The development is rather ironic given that McLaren's chief executive Ron Dennis has long campaigned that the teams should exercise more control over the sport.

McLaren has won 20 championships since its first race in 1966 and was offered the board seat to acknowledge its historic status. The offer was made in 2012 as part of F1's stalled plans to float on the Singapore stock market. Mercedes' owner Daimler, Ferrari and current F1 champions Red Bull Racing were also offered board seats and they all took them up.

A McLaren spokesman says "it is a right available to us that for various reasons we have chosen not to take up thus far. However, we continue to review the option."

The spokesman would not disclose the reason for the delay but it follows reports in December that Dennis was in talks with Chinese investors about financing a buyout to give him control of the company. McLaren is understood to be worth around £500m and Dennis has a 25% stake in it with 25% in the hands of Saudi tycoon Mansour Ojjeh and 50% owned by Bahrain's Mumtalakat sovereign wealth fund.

"McLaren could have a director if they made their mind up," says F1's boss Bernie Ecclestone. "It was going to be one of the Bahrainis but they haven't got a director at the moment."

There are 16 directors on the F1 board comprising six non-executives, three team representatives, two management and five from controlling shareholder the private equity firm CVC. The non-executives include Nestlé chairman Peter Brabeck-Letmathe whilst the teams are represented by Ferrari chairman Luca di Montezemolo, Red Bull chief executive Dietrich Mateschitz and Bodo Uebber, chief financial officer of Daimler.

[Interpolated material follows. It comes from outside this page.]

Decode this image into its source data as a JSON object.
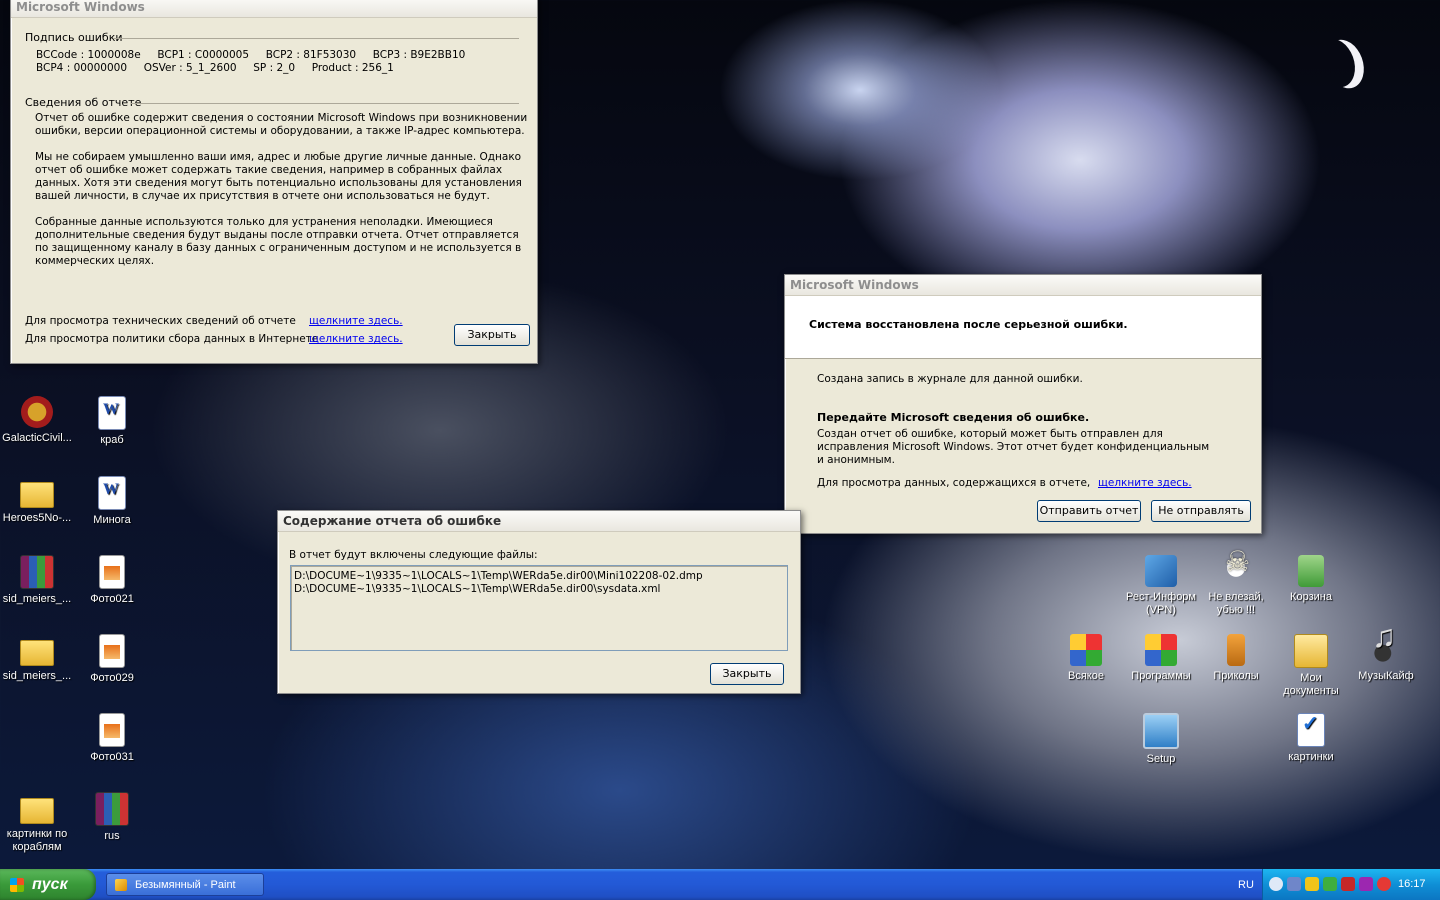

For over a decade Dennis has been demanding that the teams should have more influence in F1. He was one of the leading lights of the Grand Prix World Championship, an initiative launched by several car manufacturers with the aim of starting a rival series. In December 2003 it signed a peace agreement with F1 which entitled it to three board seats and those offered in the float preparations were a legacy of this.

Dennis is one of Ecclestone's oldest adversaries and has fiercely criticised the way that he took over F1's rights after initially managing them on behalf of the teams. As Pitpass reported in 2010, Dennis is quoted in Ecclestone's biography 'Bernie' saying "Bernie effectively stole Formula 1 from us... Some people would say it was brilliant, but in essence it was pretty deceitful because the teams were trying to say 'hold on Bernie we own these rights.'"

Ecclestone put this down to sour grapes and told Pitpass at the time that "it's only when things started to look good and I invested the money and it started to work that they thought maybe they should have done it."

Article from Pitpass (

Published: 14/05/2014
Copyright © Pitpass 2002 - 2024. All rights reserved.